For more information from this fine publication, please point your browser to Grassroots Motorsports magazine. Zero camber will result in more even tire wear over time, but may rob performance during cornering. Most cars are not particularly sensitive to caster settings. Let’s take a quick look at this basic aspect of suspension tuning. With such an arrangement, the steering axis intersects the ground at a point in front of the tire contact patch, and thus the same effect as seen in the shopping cart casters is achieved.

Caster is needed to create straigth-line stability or one could say “directional steering stability” In order to understand what the effect of caster is we can take the front-wheels of a shopping cart. This effect is best visualized by imagining the unrealistically extreme case where the steering axis would be horizontal-as the steering wheel is turned, the road wheel would simply change camber rather than direction. Use the search box to find the product you are looking for.

Also; negative camber creates a force on the wheels called “camber-thrust”.

Caster, Camber, Toe

Also there’s a difference between static and dynamic toe. In general, it’s desirable to have the inboard edge of the tire slightly hotter than the outboard edge.

This can be a very difficult task, since, as the chassis rolls in a corner, the suspension must deflect vertically some distance. The best way to determine the proper camber for competition is to measure the temperature profile across the tire tread immediately after completing some hot laps.

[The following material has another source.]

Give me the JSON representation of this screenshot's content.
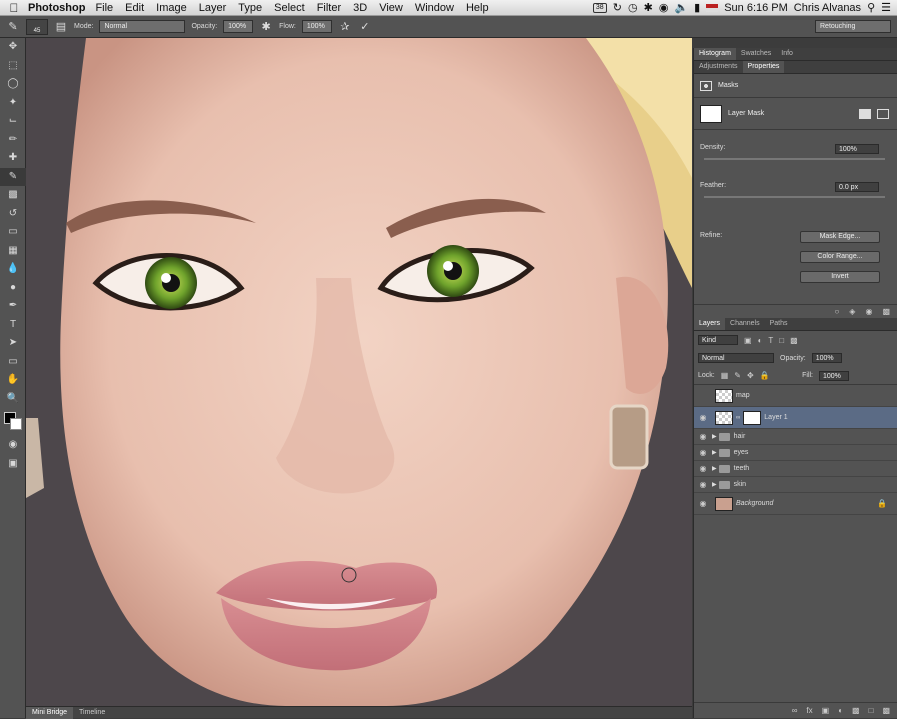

This is most noticeable in rear-drive cars. Yet the goals of the manufacturer were probably different from yours, the competitor.